I term Rock and Roll music as inferior; allow me to elucidate: any song that falls under my category of Rock and Roll music is analogous to any of its contemporaries. The chord progressions are all basically the same in each song, and so are the melodies. The very basic form that the song is built upon is banal; no exalted or complex musical forms will appear in this music. This is the reason why any young kid can pick up a guitar and start playing his favorite Rock and Roll tunes.
The majority of Rock and Roll performers would be useless in serious music. Some have no musical talent, and, in the case of the vocalists, they have not developed a good voice. In other words, they can’t sing! Then, how do they make records? The answer is: the wonder of electronics. It takes but a few electronical appurtenances to refine the human voice to the level that is required for Rock and Roll purposes. It takes nothing more than a well-equipped recording studio to multiply and echo the shaky voice of the young recording star.
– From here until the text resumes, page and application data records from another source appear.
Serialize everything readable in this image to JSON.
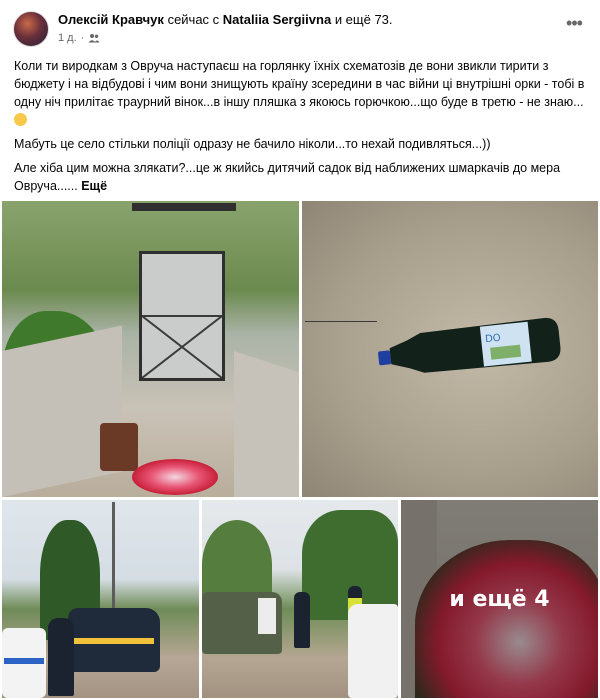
{
  "post": {
    "author": "Олексій Кравчук",
    "with_text": "сейчас с",
    "tagged": "Nataliia Sergiivna",
    "others": "и ещё 73.",
    "time": "1 д.",
    "audience_icon": "friends-icon",
    "menu_icon": "more-options-icon"
  },
  "text": {
    "p1": "Коли ти виродкам з Овруча наступаєш на горлянку їхніх схематозів де вони звикли тирити з бюджету і на відбудові і чим вони знищують країну зсередини в час війни ці внутрішні орки - тобі в одну ніч прилітає траурний вінок...в іншу пляшка з якоюсь горючкою...що буде в третю - не знаю...",
    "p2": "Мабуть це село стільки поліції одразу не бачило ніколи...то нехай подивляться...))",
    "p3": "Але хіба цим можна злякати?...це ж якийсь дитячий садок від наближених шмаркачів до мера Овруча......",
    "more": "Ещё"
  },
  "photos": {
    "overlay_label": "и ещё 4",
    "items": [
      "gate-with-wreath",
      "bottle-on-ground",
      "police-cars-street",
      "pickup-and-police",
      "funeral-wreath"
    ]
  },
  "colors": {
    "text": "#050505",
    "secondary": "#65676b",
    "background": "#ffffff"
  }
}
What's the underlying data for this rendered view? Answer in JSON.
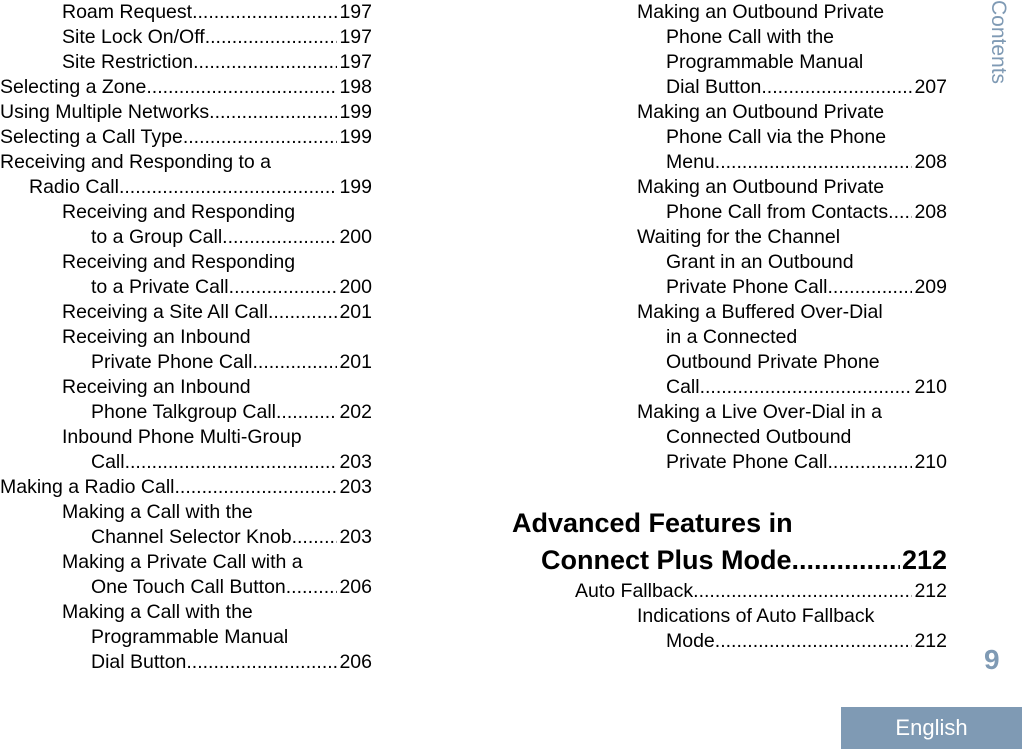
{
  "left_column": [
    {
      "level": "lvl2",
      "cont": "lvl2",
      "lines": [
        "Roam Request"
      ],
      "page": "197"
    },
    {
      "level": "lvl2",
      "cont": "lvl2",
      "lines": [
        "Site Lock On/Off"
      ],
      "page": "197"
    },
    {
      "level": "lvl2",
      "cont": "lvl2",
      "lines": [
        "Site Restriction"
      ],
      "page": "197"
    },
    {
      "level": "lvl0",
      "cont": "lvl0",
      "lines": [
        "Selecting a Zone"
      ],
      "page": "198"
    },
    {
      "level": "lvl0",
      "cont": "lvl0",
      "lines": [
        "Using Multiple Networks"
      ],
      "page": "199"
    },
    {
      "level": "lvl0",
      "cont": "lvl0",
      "lines": [
        "Selecting a Call Type"
      ],
      "page": "199"
    },
    {
      "level": "lvl0",
      "cont": "lvl1",
      "lines": [
        "Receiving and Responding to a",
        "Radio Call"
      ],
      "page": "199"
    },
    {
      "level": "lvl2",
      "cont": "lvl3",
      "lines": [
        "Receiving and Responding",
        "to a Group Call"
      ],
      "page": "200"
    },
    {
      "level": "lvl2",
      "cont": "lvl3",
      "lines": [
        "Receiving and Responding",
        "to a Private Call"
      ],
      "page": "200"
    },
    {
      "level": "lvl2",
      "cont": "lvl2",
      "lines": [
        "Receiving a Site All Call"
      ],
      "page": "201"
    },
    {
      "level": "lvl2",
      "cont": "lvl3",
      "lines": [
        "Receiving an Inbound",
        "Private Phone Call"
      ],
      "page": "201"
    },
    {
      "level": "lvl2",
      "cont": "lvl3",
      "lines": [
        "Receiving an Inbound",
        "Phone Talkgroup Call"
      ],
      "page": "202"
    },
    {
      "level": "lvl2",
      "cont": "lvl3",
      "lines": [
        "Inbound Phone Multi-Group",
        "Call"
      ],
      "page": "203"
    },
    {
      "level": "lvl0",
      "cont": "lvl0",
      "lines": [
        "Making a Radio Call"
      ],
      "page": "203"
    },
    {
      "level": "lvl2",
      "cont": "lvl3",
      "lines": [
        "Making a Call with the",
        "Channel Selector Knob"
      ],
      "page": "203"
    },
    {
      "level": "lvl2",
      "cont": "lvl3",
      "lines": [
        "Making a Private Call with a",
        "One Touch Call Button"
      ],
      "page": "206"
    },
    {
      "level": "lvl2",
      "cont": "lvl3",
      "lines": [
        "Making a Call with the",
        "Programmable Manual",
        "Dial Button"
      ],
      "page": "206"
    }
  ],
  "right_column": [
    {
      "level": "lvlR1",
      "cont": "lvlR2",
      "lines": [
        "Making an Outbound Private",
        "Phone Call with the",
        "Programmable Manual",
        "Dial Button"
      ],
      "page": "207"
    },
    {
      "level": "lvlR1",
      "cont": "lvlR2",
      "lines": [
        "Making an Outbound Private",
        "Phone Call via the Phone",
        "Menu"
      ],
      "page": "208"
    },
    {
      "level": "lvlR1",
      "cont": "lvlR2",
      "lines": [
        "Making an Outbound Private",
        "Phone Call from Contacts."
      ],
      "page": "208"
    },
    {
      "level": "lvlR1",
      "cont": "lvlR2",
      "lines": [
        "Waiting for the Channel",
        "Grant in an Outbound",
        "Private Phone Call"
      ],
      "page": "209"
    },
    {
      "level": "lvlR1",
      "cont": "lvlR2",
      "lines": [
        "Making a Buffered Over-Dial",
        "in a Connected",
        "Outbound Private Phone",
        "Call"
      ],
      "page": "210"
    },
    {
      "level": "lvlR1",
      "cont": "lvlR2",
      "lines": [
        "Making a Live Over-Dial in a",
        "Connected Outbound",
        "Private Phone Call"
      ],
      "page": "210"
    }
  ],
  "section_heading": {
    "lines": [
      "Advanced Features in",
      "Connect Plus Mode"
    ],
    "page": "212"
  },
  "section_entries": [
    {
      "level": "lvlS1",
      "cont": "lvlS1",
      "lines": [
        "Auto Fallback"
      ],
      "page": "212"
    },
    {
      "level": "lvlS2",
      "cont": "lvlS3",
      "lines": [
        "Indications of Auto Fallback",
        "Mode"
      ],
      "page": "212"
    }
  ],
  "sidebar": {
    "label": "Contents"
  },
  "footer": {
    "page_number": "9",
    "language": "English"
  },
  "colors": {
    "accent": "#7f9ab4",
    "text": "#000000"
  }
}
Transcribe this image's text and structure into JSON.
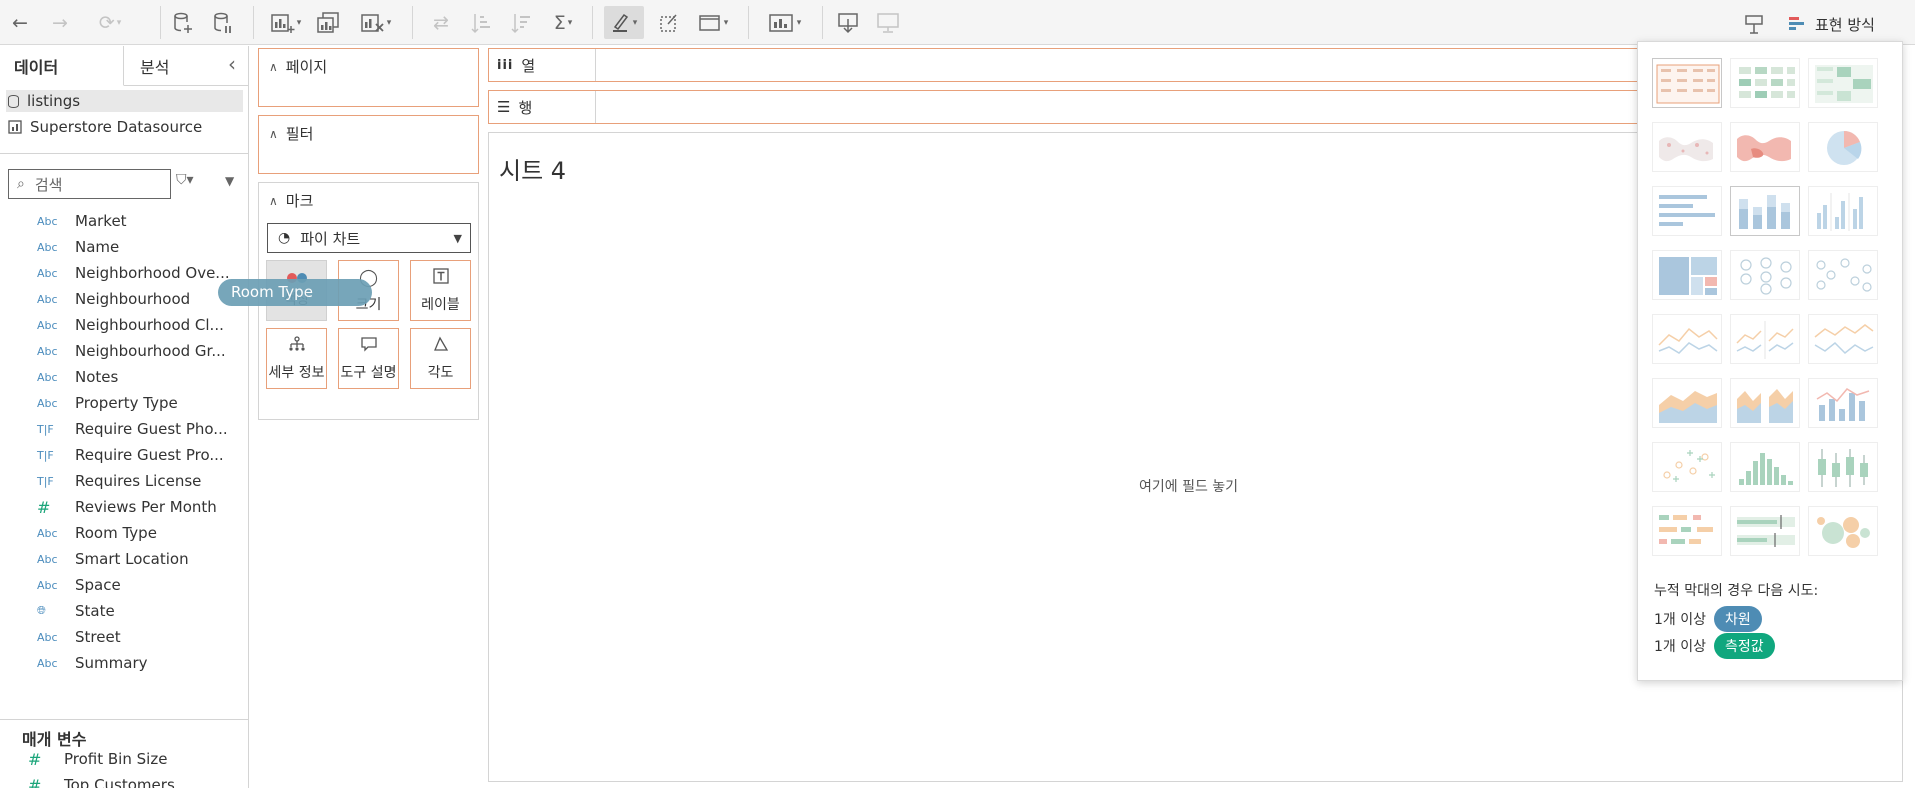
{
  "toolbar": {
    "showme_label": "표현 방식"
  },
  "pane": {
    "tab_data": "데이터",
    "tab_analysis": "분석",
    "sources": [
      "listings",
      "Superstore Datasource"
    ],
    "search_placeholder": "검색",
    "fields": [
      {
        "type": "Abc",
        "name": "Market"
      },
      {
        "type": "Abc",
        "name": "Name"
      },
      {
        "type": "Abc",
        "name": "Neighborhood Ove..."
      },
      {
        "type": "Abc",
        "name": "Neighbourhood"
      },
      {
        "type": "Abc",
        "name": "Neighbourhood Cl..."
      },
      {
        "type": "Abc",
        "name": "Neighbourhood Gr..."
      },
      {
        "type": "Abc",
        "name": "Notes"
      },
      {
        "type": "Abc",
        "name": "Property Type"
      },
      {
        "type": "T|F",
        "name": "Require Guest Pho..."
      },
      {
        "type": "T|F",
        "name": "Require Guest Pro..."
      },
      {
        "type": "T|F",
        "name": "Requires License"
      },
      {
        "type": "#",
        "name": "Reviews Per Month"
      },
      {
        "type": "Abc",
        "name": "Room Type"
      },
      {
        "type": "Abc",
        "name": "Smart Location"
      },
      {
        "type": "Abc",
        "name": "Space"
      },
      {
        "type": "globe",
        "name": "State"
      },
      {
        "type": "Abc",
        "name": "Street"
      },
      {
        "type": "Abc",
        "name": "Summary"
      }
    ],
    "params_title": "매개 변수",
    "params": [
      {
        "type": "#",
        "name": "Profit Bin Size"
      },
      {
        "type": "#",
        "name": "Top Customers"
      }
    ]
  },
  "cards": {
    "pages": "페이지",
    "filters": "필터",
    "marks": "마크",
    "mark_type": "파이 차트",
    "buttons": {
      "color": "색상",
      "size": "크기",
      "label": "레이블",
      "detail": "세부 정보",
      "tooltip": "도구 설명",
      "angle": "각도"
    }
  },
  "drag_pill": "Room Type",
  "shelves": {
    "columns": "열",
    "rows": "행"
  },
  "canvas": {
    "sheet_title": "시트 4",
    "drop_hint": "여기에 필드 놓기"
  },
  "showme": {
    "hint": "누적 막대의 경우 다음 시도:",
    "req_dim_prefix": "1개 이상",
    "req_dim": "차원",
    "req_meas_prefix": "1개 이상",
    "req_meas": "측정값"
  },
  "colors": {
    "accent_orange": "#e8a07a",
    "dimension_blue": "#4e8cb4",
    "measure_green": "#10a77e"
  }
}
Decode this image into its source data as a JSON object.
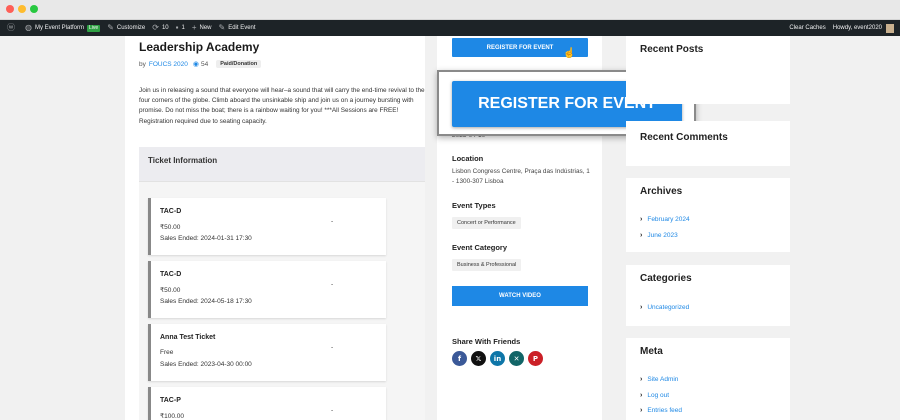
{
  "adminbar": {
    "site_name": "My Event Platform",
    "live_badge": "Live",
    "customize": "Customize",
    "updates_count": "10",
    "comments_count": "1",
    "new_label": "New",
    "edit_event": "Edit Event",
    "clear_caches": "Clear Caches",
    "howdy": "Howdy, event2020"
  },
  "event": {
    "title": "Leadership Academy",
    "by_label": "by",
    "organizer": "FOUCS 2020",
    "views": "54",
    "type_tag": "Paid/Donation",
    "description": "Join us in releasing a sound that everyone will hear–a sound that will carry the end-time revival to the four corners of the globe. Climb aboard the unsinkable ship and join us on a journey bursting with promise. Do not miss the boat; there is a rainbow waiting for you! ***All Sessions are FREE! Registration required due to seating capacity."
  },
  "tickets": {
    "heading": "Ticket Information",
    "items": [
      {
        "name": "TAC-D",
        "price": "₹50.00",
        "sales": "Sales Ended: 2024-01-31 17:30",
        "qty": "-"
      },
      {
        "name": "TAC-D",
        "price": "₹50.00",
        "sales": "Sales Ended: 2024-05-18 17:30",
        "qty": "-"
      },
      {
        "name": "Anna Test Ticket",
        "price": "Free",
        "sales": "Sales Ended: 2023-04-30 00:00",
        "qty": "-"
      },
      {
        "name": "TAC-P",
        "price": "₹100.00",
        "sales": "",
        "qty": "-"
      }
    ]
  },
  "event_sidebar": {
    "register_label": "REGISTER FOR EVENT",
    "register_big_label": "REGISTER FOR EVENT",
    "date_peek": "2023-04-10",
    "location_label": "Location",
    "location_text": "Lisbon Congress Centre, Praça das Indústrias, 1 - 1300-307 Lisboa",
    "types_label": "Event Types",
    "type_chip": "Concert or Performance",
    "category_label": "Event Category",
    "category_chip": "Business & Professional",
    "watch_label": "WATCH VIDEO",
    "share_label": "Share With Friends"
  },
  "widgets": {
    "recent_posts": "Recent Posts",
    "recent_comments": "Recent Comments",
    "archives": {
      "title": "Archives",
      "items": [
        "February 2024",
        "June 2023"
      ]
    },
    "categories": {
      "title": "Categories",
      "items": [
        "Uncategorized"
      ]
    },
    "meta": {
      "title": "Meta",
      "items": [
        "Site Admin",
        "Log out",
        "Entries feed"
      ]
    }
  },
  "colors": {
    "accent": "#1e88e5",
    "adminbar": "#1d2327",
    "facebook": "#3b5998",
    "x": "#111111",
    "linkedin": "#0e76a8",
    "xing": "#126567",
    "pinterest": "#cb2027"
  }
}
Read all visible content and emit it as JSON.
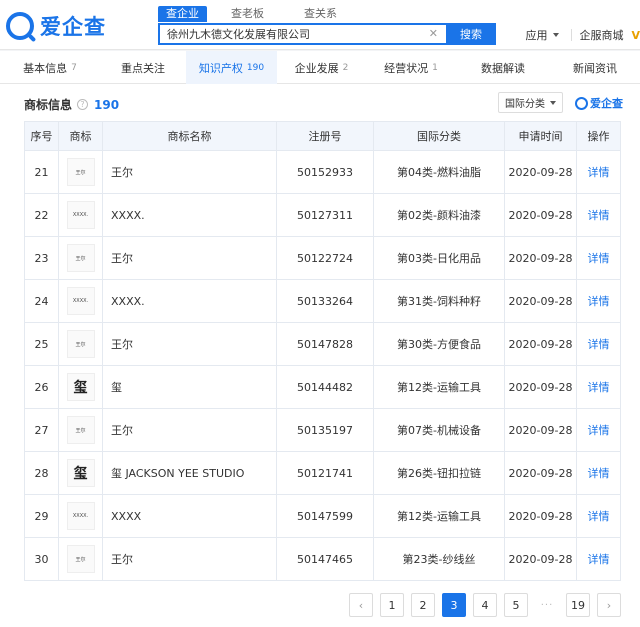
{
  "brand": {
    "name": "爱企查"
  },
  "search": {
    "tabs": [
      "查企业",
      "查老板",
      "查关系"
    ],
    "query": "徐州九木德文化发展有限公司",
    "button": "搜索"
  },
  "header": {
    "app_menu": "应用",
    "enterprise_mall": "企服商城"
  },
  "nav": [
    {
      "label": "基本信息",
      "count": "7"
    },
    {
      "label": "重点关注",
      "count": ""
    },
    {
      "label": "知识产权",
      "count": "190"
    },
    {
      "label": "企业发展",
      "count": "2"
    },
    {
      "label": "经营状况",
      "count": "1"
    },
    {
      "label": "数据解读",
      "count": ""
    },
    {
      "label": "新闻资讯",
      "count": ""
    }
  ],
  "section": {
    "title": "商标信息",
    "count": "190",
    "filter": "国际分类",
    "watermark": "爱企查"
  },
  "table": {
    "headers": [
      "序号",
      "商标",
      "商标名称",
      "注册号",
      "国际分类",
      "申请时间",
      "操作"
    ],
    "rows": [
      {
        "no": "21",
        "thumb": "王尔",
        "name": "王尔",
        "reg": "50152933",
        "cls": "第04类-燃料油脂",
        "date": "2020-09-28",
        "action": "详情"
      },
      {
        "no": "22",
        "thumb": "XXXX.",
        "name": "XXXX.",
        "reg": "50127311",
        "cls": "第02类-颜料油漆",
        "date": "2020-09-28",
        "action": "详情"
      },
      {
        "no": "23",
        "thumb": "王尔",
        "name": "王尔",
        "reg": "50122724",
        "cls": "第03类-日化用品",
        "date": "2020-09-28",
        "action": "详情"
      },
      {
        "no": "24",
        "thumb": "XXXX.",
        "name": "XXXX.",
        "reg": "50133264",
        "cls": "第31类-饲料种籽",
        "date": "2020-09-28",
        "action": "详情"
      },
      {
        "no": "25",
        "thumb": "王尔",
        "name": "王尔",
        "reg": "50147828",
        "cls": "第30类-方便食品",
        "date": "2020-09-28",
        "action": "详情"
      },
      {
        "no": "26",
        "thumb": "玺",
        "name": "玺",
        "reg": "50144482",
        "cls": "第12类-运输工具",
        "date": "2020-09-28",
        "action": "详情"
      },
      {
        "no": "27",
        "thumb": "王尔",
        "name": "王尔",
        "reg": "50135197",
        "cls": "第07类-机械设备",
        "date": "2020-09-28",
        "action": "详情"
      },
      {
        "no": "28",
        "thumb": "玺",
        "name": "玺 JACKSON YEE STUDIO",
        "reg": "50121741",
        "cls": "第26类-钮扣拉链",
        "date": "2020-09-28",
        "action": "详情"
      },
      {
        "no": "29",
        "thumb": "XXXX.",
        "name": "XXXX",
        "reg": "50147599",
        "cls": "第12类-运输工具",
        "date": "2020-09-28",
        "action": "详情"
      },
      {
        "no": "30",
        "thumb": "王尔",
        "name": "王尔",
        "reg": "50147465",
        "cls": "第23类-纱线丝",
        "date": "2020-09-28",
        "action": "详情"
      }
    ]
  },
  "pagination": {
    "pages": [
      "1",
      "2",
      "3",
      "4",
      "5"
    ],
    "current": "3",
    "ellipsis": "···",
    "last": "19",
    "prev": "‹",
    "next": "›"
  },
  "colors": {
    "accent": "#1a74e8",
    "header_bg": "#f2f6fc"
  }
}
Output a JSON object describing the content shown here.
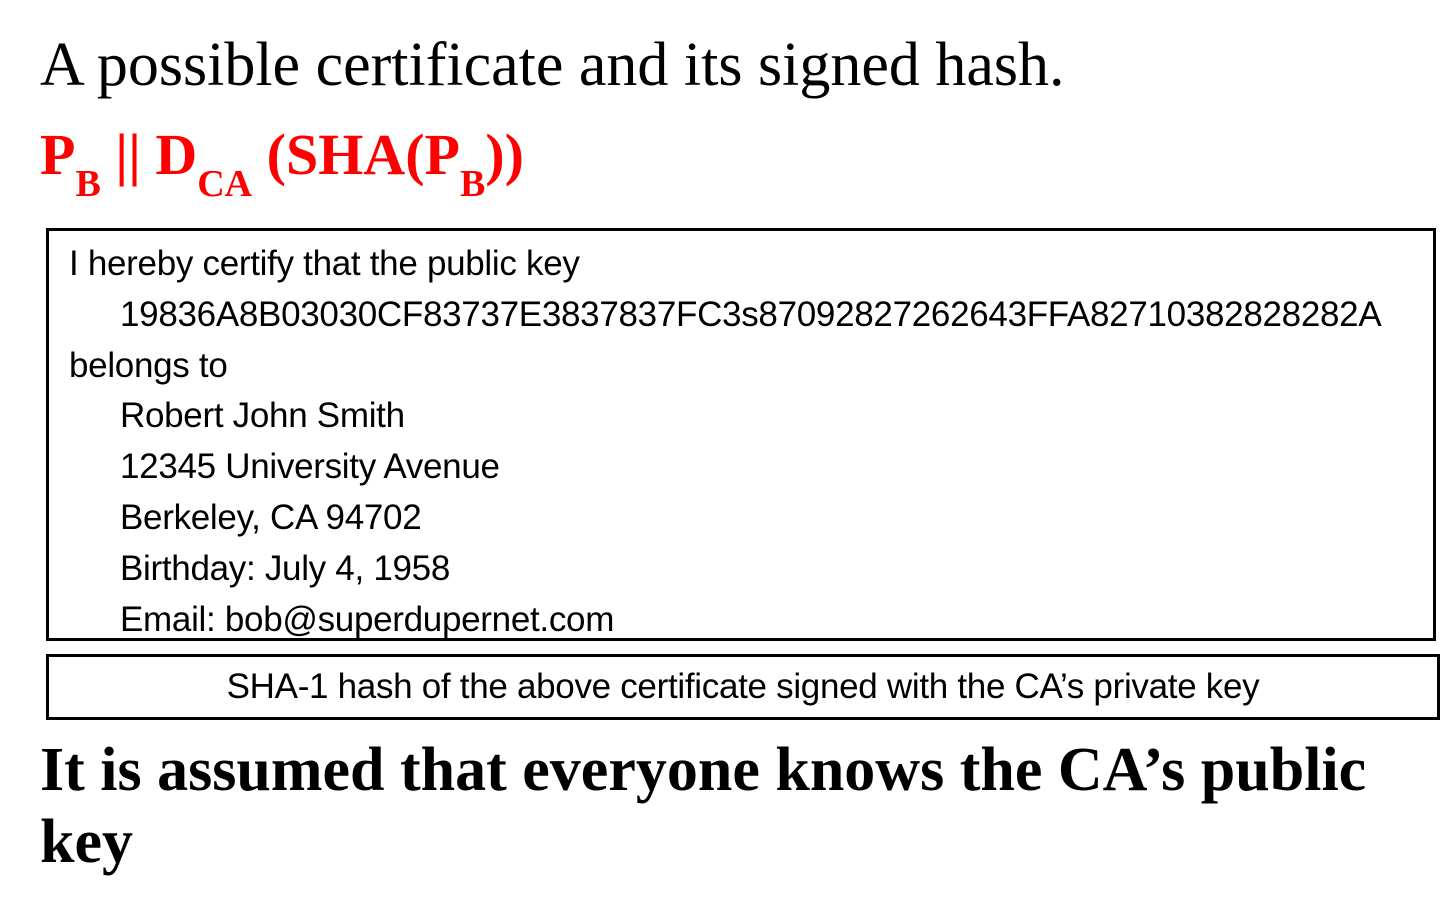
{
  "title": "A possible certificate and its signed hash.",
  "formula": {
    "p": "P",
    "p_sub": "B",
    "concat": " || ",
    "d": "D",
    "d_sub": "CA",
    "sha_open": " (SHA(P",
    "sha_sub": "B",
    "sha_close": "))"
  },
  "certificate": {
    "intro": "I hereby certify that the public key",
    "public_key": "19836A8B03030CF83737E3837837FC3s87092827262643FFA82710382828282A",
    "belongs_to": "belongs to",
    "name": "Robert John Smith",
    "address": "12345 University Avenue",
    "city": "Berkeley, CA 94702",
    "birthday": "Birthday: July 4, 1958",
    "email": "Email: bob@superdupernet.com"
  },
  "signature": {
    "label": "SHA-1 hash of the above certificate signed with the CA’s private key"
  },
  "note": "It is assumed that everyone knows the CA’s public key",
  "colors": {
    "formula": "#ff0000",
    "text": "#000000"
  }
}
Why is Rock and Roll such a best-selling product? This question is an easy one to answer, but I do not intend to go into it deeply. First of all, the youngster, in order to maintain his status with the crowd, must dig it. If he doesn’t, he will be termed a square by his playmates and immediately ostracized from his clique. Secondly, the young ear is easily deceived; after continuous exposure to Rock and Roll, the youngster feels that this is the only true ramification of the music world and will convince himself that all other forms of music are unlistenable. Another reason is the fact that Rock and Roll is easily imitated by the young set; therefore, they feel that they have accomplished something when they are able to play or sing a popular song ‘just like the record.’ Thus, their confidence is boosted, and they feel as though they are at the door of professionalism.
Who is responsible for this anathema? I believe that most of the blame can be attributed to a select few disk jockeys who have pushed Rock and Roll onto its present pedestal.
If this noxious prostitution of music continues, the cultural endeavors of the youngster will dimmish into limbo. Can’t you see your son or daughter sixty years from now listening to Elvis Presley’s immortal favorites as they sit complacently in their rocking chairs? Or maybe Chubby Checkers’ nomination into the hall of fame?[*]
If anyone feels that they wish to preserve the cultural values of music, or simply wish to put the big band or the good vocalist back into the picture, they are going to have to go to work on this now. Public schools will have to institute a well-rounded program of music appreciation, to reinterest the student in better music. More fine music should be brought into the home with records or the radio, but not forced upon the youngster. If a general interest could be created, the music world could be saved; but it will take a lot of surreptitious work on the part of the quasi-indifferent adult.
Do your part. HELP STAMP OUT ROCK AND ROLL!
[*] Chubby Checkers’ “The Twist” was inducted into the Rock and Roll Hall of Fame in 2018, four years short of 60 years.